Material provided:
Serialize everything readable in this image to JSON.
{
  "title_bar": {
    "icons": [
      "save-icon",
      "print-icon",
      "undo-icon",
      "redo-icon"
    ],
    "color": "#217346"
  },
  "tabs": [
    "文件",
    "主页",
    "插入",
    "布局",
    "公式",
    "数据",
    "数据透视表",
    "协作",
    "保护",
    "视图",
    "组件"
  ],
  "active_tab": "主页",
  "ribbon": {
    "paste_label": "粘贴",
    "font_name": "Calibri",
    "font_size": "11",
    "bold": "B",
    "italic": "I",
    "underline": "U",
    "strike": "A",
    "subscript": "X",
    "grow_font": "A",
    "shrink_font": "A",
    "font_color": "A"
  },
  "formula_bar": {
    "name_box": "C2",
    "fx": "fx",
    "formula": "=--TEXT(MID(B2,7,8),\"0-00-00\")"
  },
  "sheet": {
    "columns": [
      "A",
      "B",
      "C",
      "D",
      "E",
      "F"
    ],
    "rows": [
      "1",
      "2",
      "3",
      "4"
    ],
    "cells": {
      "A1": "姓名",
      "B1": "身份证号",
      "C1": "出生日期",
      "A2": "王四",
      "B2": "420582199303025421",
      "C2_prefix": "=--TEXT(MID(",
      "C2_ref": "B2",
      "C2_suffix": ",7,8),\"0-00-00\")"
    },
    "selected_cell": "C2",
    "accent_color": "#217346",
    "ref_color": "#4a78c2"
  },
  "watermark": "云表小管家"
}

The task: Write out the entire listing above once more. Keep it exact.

Solution for this problem:
Serialize everything readable in this image to JSON.
{
  "title_bar": {
    "icons": [
      "save-icon",
      "print-icon",
      "undo-icon",
      "redo-icon"
    ],
    "color": "#217346"
  },
  "tabs": [
    "文件",
    "主页",
    "插入",
    "布局",
    "公式",
    "数据",
    "数据透视表",
    "协作",
    "保护",
    "视图",
    "组件"
  ],
  "active_tab": "主页",
  "ribbon": {
    "paste_label": "粘贴",
    "font_name": "Calibri",
    "font_size": "11",
    "bold": "B",
    "italic": "I",
    "underline": "U",
    "strike": "A",
    "subscript": "X",
    "grow_font": "A",
    "shrink_font": "A",
    "font_color": "A"
  },
  "formula_bar": {
    "name_box": "C2",
    "fx": "fx",
    "formula": "=--TEXT(MID(B2,7,8),\"0-00-00\")"
  },
  "sheet": {
    "columns": [
      "A",
      "B",
      "C",
      "D",
      "E",
      "F"
    ],
    "rows": [
      "1",
      "2",
      "3",
      "4"
    ],
    "cells": {
      "A1": "姓名",
      "B1": "身份证号",
      "C1": "出生日期",
      "A2": "王四",
      "B2": "420582199303025421",
      "C2_prefix": "=--TEXT(MID(",
      "C2_ref": "B2",
      "C2_suffix": ",7,8),\"0-00-00\")"
    },
    "selected_cell": "C2",
    "accent_color": "#217346",
    "ref_color": "#4a78c2"
  },
  "watermark": "云表小管家"
}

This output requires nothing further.